The Security Council should:
- Renew UNMISS’s child protection mandate, ensuring that Child Protection Advisors (CPAs) continue to have direct access to senior mission leadership and the political and operational space to engage with all parties to conflict for the protection of children; in subsequent budget negotiations, ensure distinct budget lines for child protection in order to allow UNMISS to effectively deliver on its CAAC mandate;
- Demand all Government and non-State armed actors to allow the safe passage of humanitarian aid, especially in areas along the DRC border to allow for Ebola screening and response;
- Without delay, freeze all remaining assets of, and enforce travel bans on, designated individuals on the 2206 sanctions list, and urge States where assets are held to implement similar asset freezes and travel bans;
- Strongly remind, per the arms embargo, all Member States to monitor, enforce, and take urgent action to identify and prevent arms shipments intended for South Sudan;
- Urge the Government to revise its existing action plan on recruitment and use into a comprehensive plan addressing all six grave violations; and urge all other listed parties to sign and implement action plans on all violations for which they are listed;
- Request an update from the Government on accountability for sexual violence and other conflict-related crimes, including the status of establishing a hybrid court with the African Union and special units within the national justice system to investigate and prosecute these crimes.
The United States is the lead country on South Sudan. Poland chairs the 2206 South Sudan Sanctions Committee.
This information is based on Watchlist’s Children and Armed Conflict Monthly Update – March 2019.
Year listed: 2007
Action Plans signed: SPLA – recruitment and use of children (November 2009; renewed in March 2012 as the national armed forces of South Sudan; recommitted in June 2014); SPLA/M-in Opposition – recruitment and use of children and killing and maiming (December 2015)
Sanctions Committee: South Sudan Sanctions Committee
Secretary-General’s reports on CAAC in South Sudan: 2014; 2011; 2009; 2007; 2006
Security Council Working Group conclusions on South Sudan: 2015; 2012; 2009; 2008; 2006

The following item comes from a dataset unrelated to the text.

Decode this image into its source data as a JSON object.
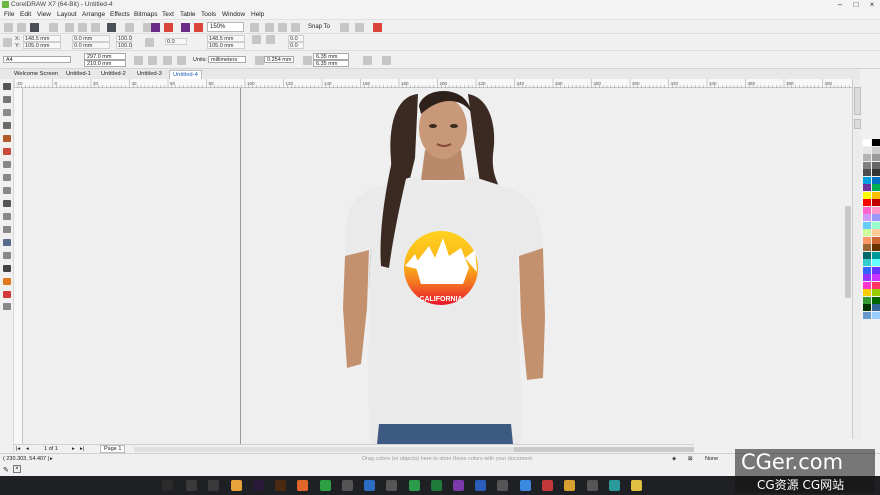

UN Mission: UNMISS; UNISFA
Perpetrators listed in the annexes of the Secretary-General’s annual reports on children and armed conflict

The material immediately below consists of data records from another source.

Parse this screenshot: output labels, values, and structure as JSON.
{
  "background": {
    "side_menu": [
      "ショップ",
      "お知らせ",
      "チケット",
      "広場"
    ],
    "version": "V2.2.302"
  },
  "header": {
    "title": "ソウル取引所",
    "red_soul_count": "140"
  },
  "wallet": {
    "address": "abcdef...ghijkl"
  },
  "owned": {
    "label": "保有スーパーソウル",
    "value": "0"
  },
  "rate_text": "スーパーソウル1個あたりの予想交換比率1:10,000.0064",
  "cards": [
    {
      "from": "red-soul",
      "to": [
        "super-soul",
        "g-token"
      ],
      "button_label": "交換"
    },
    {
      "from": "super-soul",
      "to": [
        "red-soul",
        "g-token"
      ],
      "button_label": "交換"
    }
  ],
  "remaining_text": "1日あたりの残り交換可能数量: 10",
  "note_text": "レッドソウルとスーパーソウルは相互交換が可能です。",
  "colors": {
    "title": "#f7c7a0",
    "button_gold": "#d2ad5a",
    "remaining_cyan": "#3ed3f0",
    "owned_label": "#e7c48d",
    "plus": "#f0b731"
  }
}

|South Sudan Defence Forces, including the forces of Major-General Gabriel Tang Ginyi||a,b,c|
|Sudan Armed Forces (SAF)||a,c||a,c|
|Pibor Defence Forces||a,b,c|
|Sudan People’s Liberation Army (SPLA)~*||a,c||a||a||a||a||a,b||a,b||a,b,c,e||a,b,c,e|
|Lord’s Resistance Army (LRA)*||a||a,b,c||a,b,c||a,b,c||a,b,c||a,b,c||a,b,c|
|SPLA in Opposition~||a,b||a,b||a,b||a,b|
a: Parties that recruit and use children
b: Parties that kill and maim children
c: Parties that commit rape and other forms of sexual violence against children
d: Parties that engage in attacks on schools and/or hospitals
e: Parties that engage in abduction of children
f: Parties that deny humanitarian access to children
~ This party has concluded an action plan with the United Nations in line with Security Council resolutions 1539 (2004) and 1612 (2005).
* This party has been in the annexes for at least five years and is therefore considered a persistent perpetrator.